# Convolution of multivariate distributions wrt linear subspace

Is it possible to perform analytically the following integral? $$\int d^n a_\alpha \exp \left[ -\frac{1}{2} (z_i -a_{\alpha}g_{\alpha i})C^{-1}_{ij} (z_j -a_{\beta}g_{\beta j}) \right] \exp \left[ -\frac{1}{2} (x_i -a_{\alpha}g_{\alpha i})C^{-1}_{ij} (x_j -a_{\beta}g_{\beta j}) \right]$$ where $C_{ij}$ is the symmetric $N$ X $N$ covariance matrix, $g_{\alpha i}$ is a $n$ X $N$ matrix, repeated indexes are summed over, and $n\le N$.

If $N=n$ and $\det g \neq 0$, then one can change variables and the integral becomes a simple convolution (and one sums the covariance matrixes and means). And if $n<N$?

I assume that the $a_\alpha$-dependence is explicit, otherwise I don't think there exist an analytic formula.

In this case I guess you can open up the products in the exponentials as follows:

$$\int d^n a_\alpha \exp \left[-\frac{1}{2}z_iC^{-1}_{ij}z_j -\frac{1}{2}x_iC^{-1}_{ij}x_j - \frac{1}{2}A_{\alpha\beta}a_\alpha a_\beta + B_\alpha a_\alpha\right]$$

where I have defined

$$A_{\alpha\beta} \equiv 2g_{\alpha i}C^{-1}_{ij}g_{\beta j}$$

$$B_\beta \equiv z_iC^{-1}_{ij}g_{\beta j} + x_iC^{-1}_{ij}g_{\beta j}$$

which you should be able to compute. I have used the symmetry of the covariance matrix in order to define $B_\alpha$. Finally, use the Gaussian integral and obtain

$$\exp \left[-\frac{1}{2}z_iC^{-1}_{ij}z_j -\frac{1}{2}x_iC^{-1}_{ij}x_j\right]\sqrt{\frac{(2\pi)^n}{\det A}} \exp\left[ \frac{1}{2}B_\alpha A^{-1}_{\alpha\beta}B_\beta\right]$$

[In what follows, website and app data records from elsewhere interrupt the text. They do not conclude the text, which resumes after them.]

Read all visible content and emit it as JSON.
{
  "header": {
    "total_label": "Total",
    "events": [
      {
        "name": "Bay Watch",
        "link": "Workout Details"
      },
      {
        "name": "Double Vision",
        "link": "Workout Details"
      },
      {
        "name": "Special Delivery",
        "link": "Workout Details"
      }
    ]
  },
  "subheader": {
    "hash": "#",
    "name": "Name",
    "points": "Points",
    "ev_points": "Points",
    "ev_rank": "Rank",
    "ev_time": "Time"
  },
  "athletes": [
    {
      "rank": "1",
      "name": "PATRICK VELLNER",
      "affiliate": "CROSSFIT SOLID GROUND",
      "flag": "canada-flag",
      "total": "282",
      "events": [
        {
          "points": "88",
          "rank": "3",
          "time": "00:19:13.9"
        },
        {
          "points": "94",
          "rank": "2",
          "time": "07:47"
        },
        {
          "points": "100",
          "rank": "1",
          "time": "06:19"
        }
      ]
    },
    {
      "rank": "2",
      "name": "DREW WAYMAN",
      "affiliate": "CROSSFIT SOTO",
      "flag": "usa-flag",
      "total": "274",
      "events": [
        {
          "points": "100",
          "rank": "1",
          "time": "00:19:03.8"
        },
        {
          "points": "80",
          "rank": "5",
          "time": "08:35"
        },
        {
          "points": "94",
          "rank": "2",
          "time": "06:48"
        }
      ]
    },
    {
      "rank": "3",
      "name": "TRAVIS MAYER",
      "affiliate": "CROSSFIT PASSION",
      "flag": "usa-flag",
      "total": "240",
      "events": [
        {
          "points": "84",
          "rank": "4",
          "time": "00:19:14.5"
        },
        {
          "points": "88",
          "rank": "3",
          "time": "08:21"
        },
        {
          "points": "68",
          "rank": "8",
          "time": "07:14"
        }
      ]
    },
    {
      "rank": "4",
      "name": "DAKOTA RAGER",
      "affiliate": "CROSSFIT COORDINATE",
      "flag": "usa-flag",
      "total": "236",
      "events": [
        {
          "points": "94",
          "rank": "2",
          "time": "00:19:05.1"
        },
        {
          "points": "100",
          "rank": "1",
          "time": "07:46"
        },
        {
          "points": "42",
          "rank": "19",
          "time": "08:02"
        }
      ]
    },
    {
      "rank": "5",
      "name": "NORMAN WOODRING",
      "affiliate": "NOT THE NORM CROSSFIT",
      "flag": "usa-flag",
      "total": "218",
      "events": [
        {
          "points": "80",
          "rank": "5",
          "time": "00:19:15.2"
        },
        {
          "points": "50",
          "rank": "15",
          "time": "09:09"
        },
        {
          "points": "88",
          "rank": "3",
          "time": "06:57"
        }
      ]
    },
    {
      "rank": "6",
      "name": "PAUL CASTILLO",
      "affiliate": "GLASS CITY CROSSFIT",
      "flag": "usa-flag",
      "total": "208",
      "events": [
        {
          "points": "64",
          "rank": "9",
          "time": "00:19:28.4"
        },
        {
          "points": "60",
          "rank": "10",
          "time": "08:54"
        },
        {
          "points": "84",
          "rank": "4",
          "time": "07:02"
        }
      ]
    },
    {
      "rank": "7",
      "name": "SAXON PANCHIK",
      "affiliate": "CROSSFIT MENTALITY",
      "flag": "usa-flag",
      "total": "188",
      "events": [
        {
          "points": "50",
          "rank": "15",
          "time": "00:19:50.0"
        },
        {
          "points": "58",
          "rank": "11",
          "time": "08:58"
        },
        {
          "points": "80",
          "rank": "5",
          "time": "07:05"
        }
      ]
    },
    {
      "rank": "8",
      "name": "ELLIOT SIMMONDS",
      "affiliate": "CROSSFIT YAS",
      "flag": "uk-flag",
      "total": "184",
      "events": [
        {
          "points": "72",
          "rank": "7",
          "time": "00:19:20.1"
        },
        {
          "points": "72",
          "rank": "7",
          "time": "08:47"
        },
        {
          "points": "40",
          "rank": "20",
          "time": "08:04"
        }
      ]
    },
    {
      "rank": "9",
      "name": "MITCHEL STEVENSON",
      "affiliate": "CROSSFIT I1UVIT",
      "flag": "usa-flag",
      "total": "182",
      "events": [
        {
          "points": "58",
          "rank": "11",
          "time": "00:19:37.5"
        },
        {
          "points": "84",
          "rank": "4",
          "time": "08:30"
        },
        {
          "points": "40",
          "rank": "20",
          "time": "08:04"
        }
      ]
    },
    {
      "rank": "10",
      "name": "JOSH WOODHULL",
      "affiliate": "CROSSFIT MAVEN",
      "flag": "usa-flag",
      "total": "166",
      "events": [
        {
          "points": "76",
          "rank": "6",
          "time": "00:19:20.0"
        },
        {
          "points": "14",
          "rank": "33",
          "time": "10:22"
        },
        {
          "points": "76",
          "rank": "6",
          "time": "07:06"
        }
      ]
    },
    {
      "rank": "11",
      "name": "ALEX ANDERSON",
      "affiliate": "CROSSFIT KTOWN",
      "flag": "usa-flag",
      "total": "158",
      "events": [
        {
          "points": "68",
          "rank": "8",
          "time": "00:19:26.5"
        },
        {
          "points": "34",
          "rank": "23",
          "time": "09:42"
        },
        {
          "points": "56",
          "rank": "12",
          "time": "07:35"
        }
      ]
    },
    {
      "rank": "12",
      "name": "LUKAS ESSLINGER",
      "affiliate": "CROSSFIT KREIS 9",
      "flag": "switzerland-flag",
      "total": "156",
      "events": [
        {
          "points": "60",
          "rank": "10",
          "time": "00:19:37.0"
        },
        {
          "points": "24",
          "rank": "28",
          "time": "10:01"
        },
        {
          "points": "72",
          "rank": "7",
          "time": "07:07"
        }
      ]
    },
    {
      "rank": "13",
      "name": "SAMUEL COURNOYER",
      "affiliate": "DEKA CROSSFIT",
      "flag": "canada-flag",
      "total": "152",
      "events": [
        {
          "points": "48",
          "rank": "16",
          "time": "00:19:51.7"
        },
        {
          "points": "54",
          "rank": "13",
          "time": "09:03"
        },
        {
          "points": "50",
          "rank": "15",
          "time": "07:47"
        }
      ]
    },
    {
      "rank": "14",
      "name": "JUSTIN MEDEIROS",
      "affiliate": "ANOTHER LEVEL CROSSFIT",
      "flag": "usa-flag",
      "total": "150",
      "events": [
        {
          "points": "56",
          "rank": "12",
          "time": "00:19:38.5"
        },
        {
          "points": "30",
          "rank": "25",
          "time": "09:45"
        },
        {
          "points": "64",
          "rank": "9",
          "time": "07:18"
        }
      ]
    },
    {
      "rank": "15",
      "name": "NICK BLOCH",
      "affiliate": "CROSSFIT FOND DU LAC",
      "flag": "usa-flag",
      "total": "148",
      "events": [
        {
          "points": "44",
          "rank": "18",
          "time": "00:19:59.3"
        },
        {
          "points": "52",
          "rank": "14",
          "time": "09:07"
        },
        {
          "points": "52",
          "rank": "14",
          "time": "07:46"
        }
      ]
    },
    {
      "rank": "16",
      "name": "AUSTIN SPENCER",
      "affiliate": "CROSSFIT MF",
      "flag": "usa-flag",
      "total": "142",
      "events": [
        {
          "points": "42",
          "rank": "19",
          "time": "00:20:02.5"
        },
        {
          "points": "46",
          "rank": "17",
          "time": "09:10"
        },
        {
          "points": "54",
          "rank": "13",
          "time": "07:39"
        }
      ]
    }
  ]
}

Not with this notation. If $M^2$ is a positive definite matrix then $$\int_{\mathbb{R}^n} e^{-\pi (\mu- G x)^T M^2 (\mu- G x) } e^{-2 i \pi \langle x, \xi\rangle} d^n x$$ is directly related to the Fourier transform of the Gaussian, thanks to the change of variable $$y = M (\mu -G x), \qquad d^n y = |\det MG|d^n x$$

By analytic continuation, the obtained formula stays true for $\xi \in \mathbb{C}^n$.

Note $e^{-\pi t^2}$ and hence $e^{-\pi \|x\|^2}$ is its own Fourier transform.

• could you please give more details? what is $\langle x, \xi \rangle$? what is the result of the integral you have written? thanks Commented Aug 14, 2017 at 17:39
• @Valerio $\langle x,\xi \rangle = \sum_{m=1}^n x_m \xi_m = \xi^T x$ is the inner product and $(\mu- G x)^T M^2 (\mu- G x) = \langle M (\mu- G x),M (\mu- G x)\rangle$. Did you try applying the change of variable I mentioned ? Commented Aug 14, 2017 at 17:44